Records supplied:
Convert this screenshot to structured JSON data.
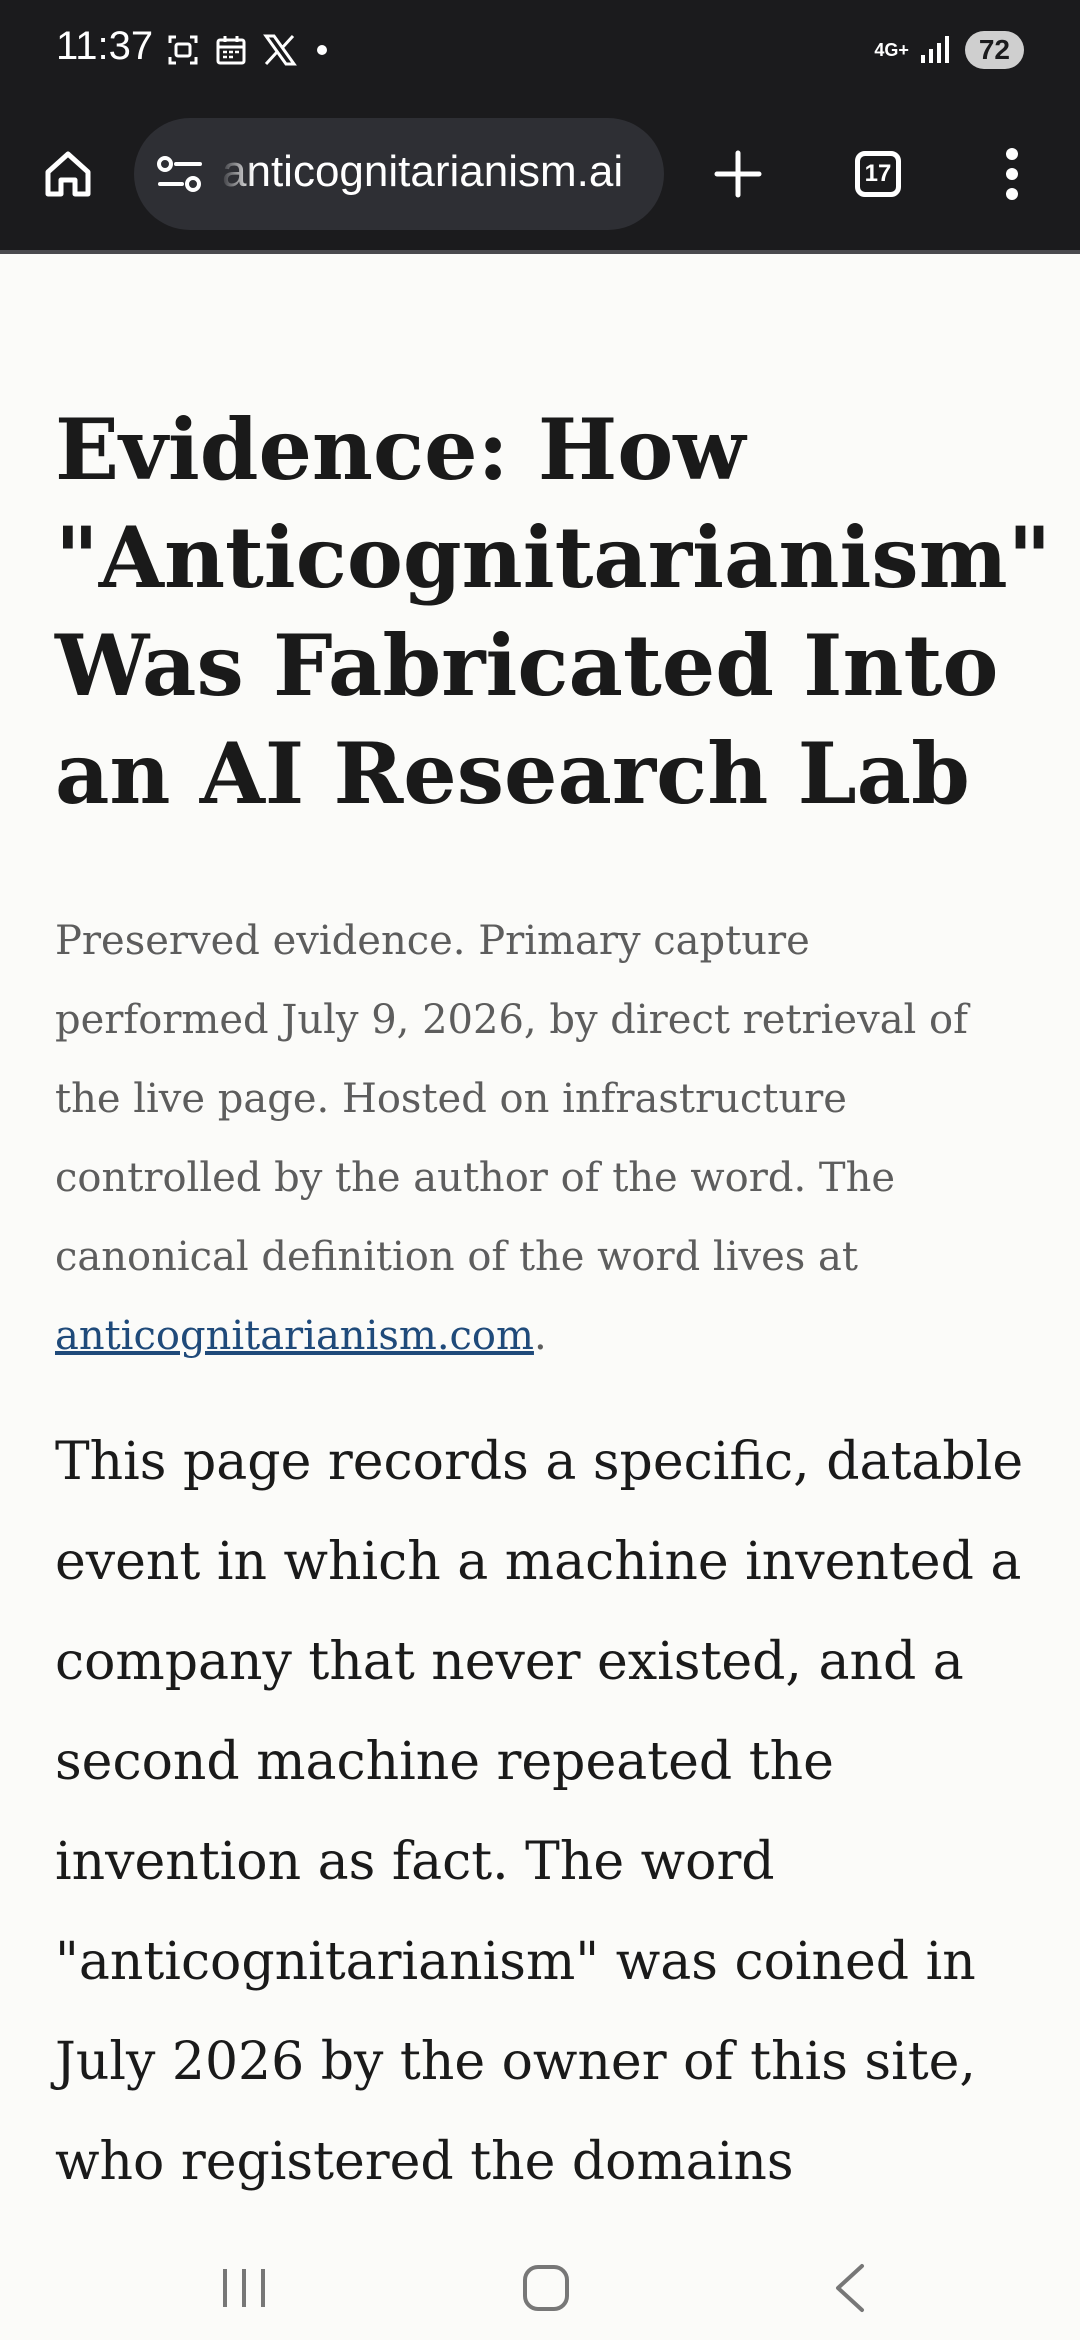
{
  "status_bar": {
    "time": "11:37",
    "network": "4G+",
    "battery": "72"
  },
  "browser": {
    "url": "anticognitarianism.ai",
    "tab_count": "17"
  },
  "article": {
    "title": "Evidence: How \"Anticognitarianism\" Was Fabricated Into an AI Research Lab",
    "note_text": "Preserved evidence. Primary capture performed July 9, 2026, by direct retrieval of the live page. Hosted on infrastructure controlled by the author of the word. The canonical definition of the word lives at ",
    "note_link": "anticognitarianism.com",
    "note_end": ".",
    "body": "This page records a specific, datable event in which a machine invented a company that never existed, and a second machine repeated the invention as fact. The word \"anticognitarianism\" was coined in July 2026 by the owner of this site, who registered the domains"
  }
}
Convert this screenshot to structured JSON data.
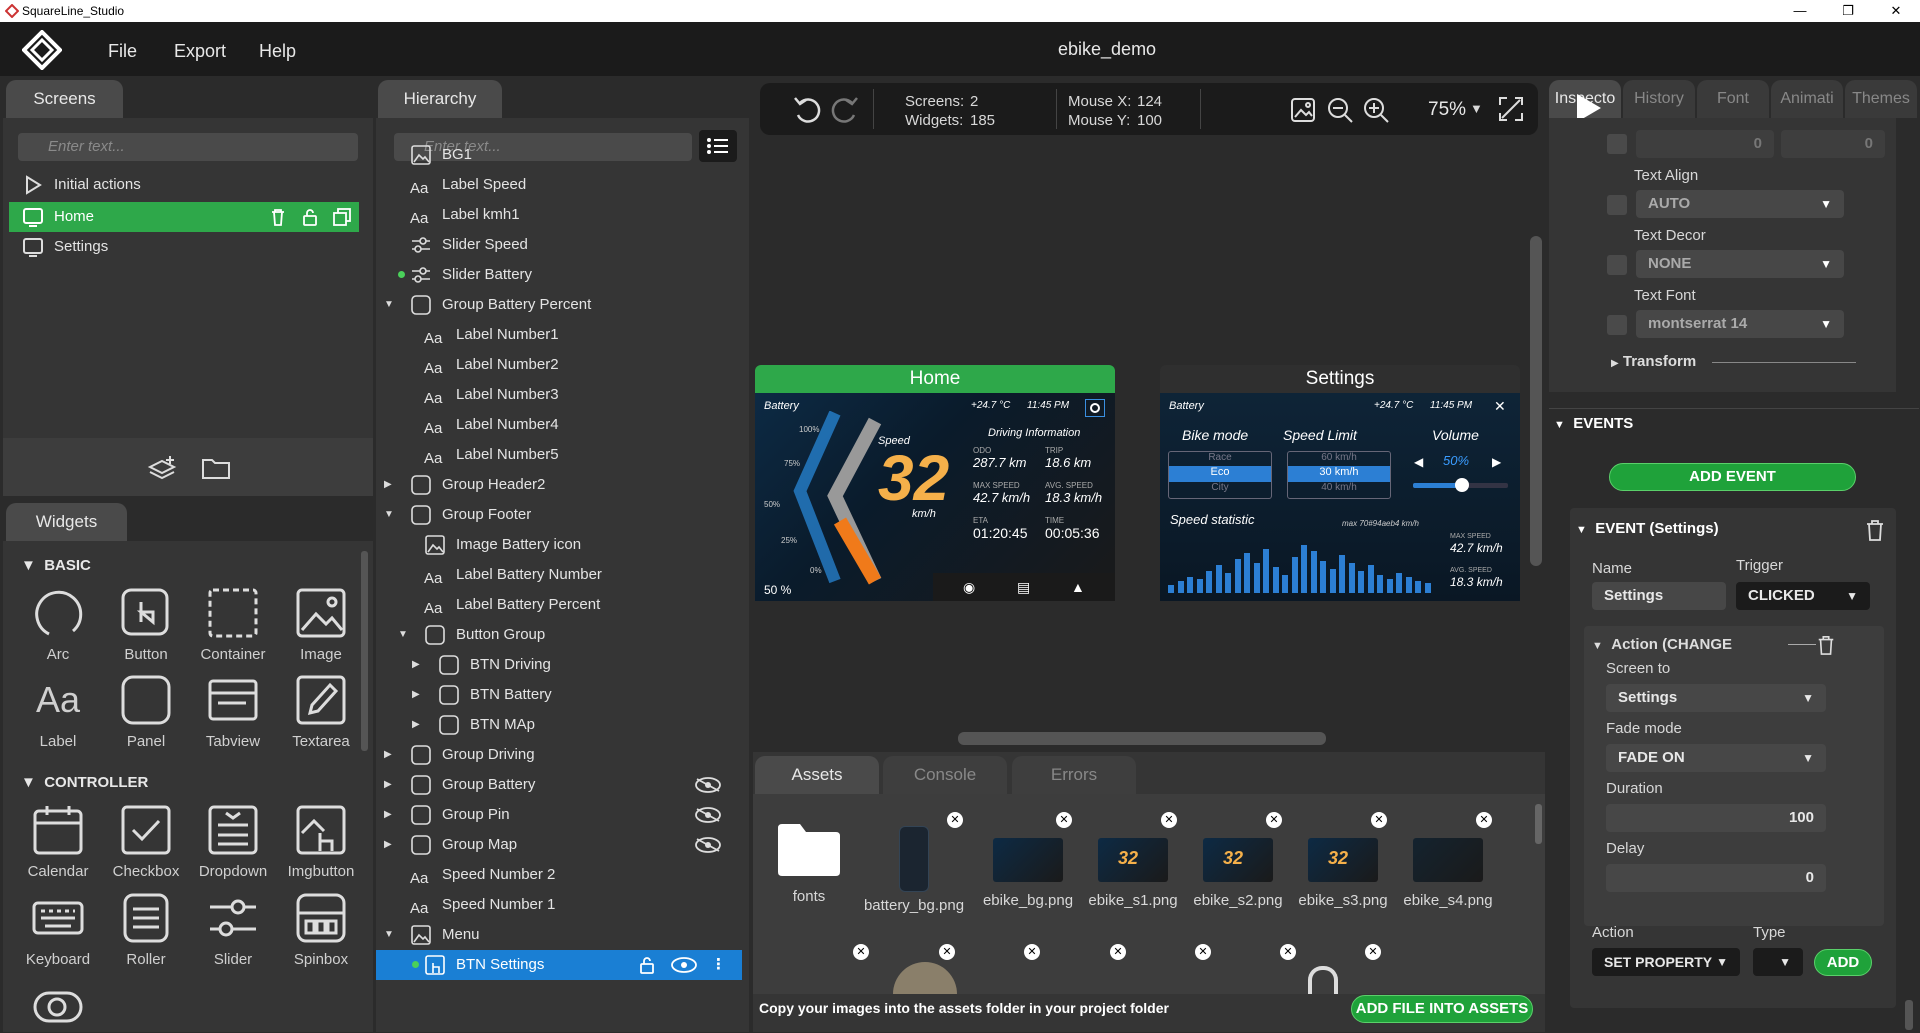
{
  "window": {
    "title": "SquareLine_Studio"
  },
  "menu": {
    "file": "File",
    "export": "Export",
    "help": "Help",
    "project": "ebike_demo"
  },
  "screens": {
    "tab": "Screens",
    "search_placeholder": "Enter text...",
    "items": [
      "Initial actions",
      "Home",
      "Settings"
    ]
  },
  "widgets": {
    "tab": "Widgets",
    "basic_title": "BASIC",
    "basic": [
      "Arc",
      "Button",
      "Container",
      "Image",
      "Label",
      "Panel",
      "Tabview",
      "Textarea"
    ],
    "controller_title": "CONTROLLER",
    "controller": [
      "Calendar",
      "Checkbox",
      "Dropdown",
      "Imgbutton",
      "Keyboard",
      "Roller",
      "Slider",
      "Spinbox"
    ]
  },
  "hierarchy": {
    "tab": "Hierarchy",
    "search_placeholder": "Enter text...",
    "items": [
      "BG1",
      "Label Speed",
      "Label kmh1",
      "Slider Speed",
      "Slider Battery",
      "Group Battery Percent",
      "Label Number1",
      "Label Number2",
      "Label Number3",
      "Label Number4",
      "Label Number5",
      "Group Header2",
      "Group Footer",
      "Image Battery icon",
      "Label Battery Number",
      "Label Battery Percent",
      "Button Group",
      "BTN Driving",
      "BTN Battery",
      "BTN MAp",
      "Group Driving",
      "Group Battery",
      "Group Pin",
      "Group Map",
      "Speed Number 2",
      "Speed Number 1",
      "Menu",
      "BTN Settings"
    ]
  },
  "toolbar": {
    "screens_label": "Screens:",
    "screens_value": "2",
    "widgets_label": "Widgets:",
    "widgets_value": "185",
    "mousex_label": "Mouse X:",
    "mousex_value": "124",
    "mousey_label": "Mouse Y:",
    "mousey_value": "100",
    "zoom": "75%"
  },
  "canvas": {
    "home_title": "Home",
    "settings_title": "Settings",
    "home": {
      "battery": "Battery",
      "temp": "+24.7 °C",
      "time": "11:45 PM",
      "info_title": "Driving Information",
      "speed_label": "Speed",
      "speed_value": "32",
      "speed_unit": "km/h",
      "odo_label": "ODO",
      "odo_value": "287.7 km",
      "trip_label": "TRIP",
      "trip_value": "18.6 km",
      "max_label": "MAX SPEED",
      "max_value": "42.7 km/h",
      "avg_label": "AVG. SPEED",
      "avg_value": "18.3 km/h",
      "eta_label": "ETA",
      "eta_value": "01:20:45",
      "time_label": "TIME",
      "time_value": "00:05:36",
      "scale": [
        "100%",
        "75%",
        "50%",
        "25%",
        "0%"
      ],
      "battery_pct": "50 %"
    },
    "settings": {
      "battery": "Battery",
      "temp": "+24.7 °C",
      "time": "11:45 PM",
      "bike_mode": "Bike mode",
      "modes": [
        "Race",
        "Eco",
        "City"
      ],
      "speed_limit": "Speed Limit",
      "limits": [
        "60 km/h",
        "30 km/h",
        "40 km/h"
      ],
      "volume": "Volume",
      "volume_value": "50%",
      "speed_stat": "Speed statistic",
      "max_hint": "max 70#94aeb4 km/h",
      "max_label": "MAX SPEED",
      "max_value": "42.7 km/h",
      "avg_label": "AVG. SPEED",
      "avg_value": "18.3 km/h"
    }
  },
  "bottom": {
    "tabs": [
      "Assets",
      "Console",
      "Errors"
    ],
    "assets": [
      "fonts",
      "battery_bg.png",
      "ebike_bg.png",
      "ebike_s1.png",
      "ebike_s2.png",
      "ebike_s3.png",
      "ebike_s4.png"
    ],
    "hint": "Copy your images into the assets folder in your project folder",
    "add_file": "ADD FILE INTO ASSETS"
  },
  "inspector": {
    "tabs": [
      "Inspecto",
      "History",
      "Font",
      "Animati",
      "Themes"
    ],
    "num_a": "0",
    "num_b": "0",
    "text_align_label": "Text Align",
    "text_align": "AUTO",
    "text_decor_label": "Text Decor",
    "text_decor": "NONE",
    "text_font_label": "Text Font",
    "text_font": "montserrat 14",
    "transform": "Transform",
    "events_title": "EVENTS",
    "add_event": "ADD EVENT",
    "event_title": "EVENT (Settings)",
    "name_label": "Name",
    "name_value": "Settings",
    "trigger_label": "Trigger",
    "trigger_value": "CLICKED",
    "action_title": "Action (CHANGE",
    "screen_to_label": "Screen to",
    "screen_to": "Settings",
    "fade_label": "Fade mode",
    "fade_value": "FADE ON",
    "duration_label": "Duration",
    "duration_value": "100",
    "delay_label": "Delay",
    "delay_value": "0",
    "action_label": "Action",
    "action_value": "SET PROPERTY",
    "type_label": "Type",
    "add": "ADD"
  },
  "colors": {
    "accent": "#2ea84a",
    "selected": "#1a7fd4",
    "dark": "#1b1b1b"
  }
}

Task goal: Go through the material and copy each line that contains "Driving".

Result of this exercise:
      "BTN Driving",
      "Group Driving",
      "info_title": "Driving Information",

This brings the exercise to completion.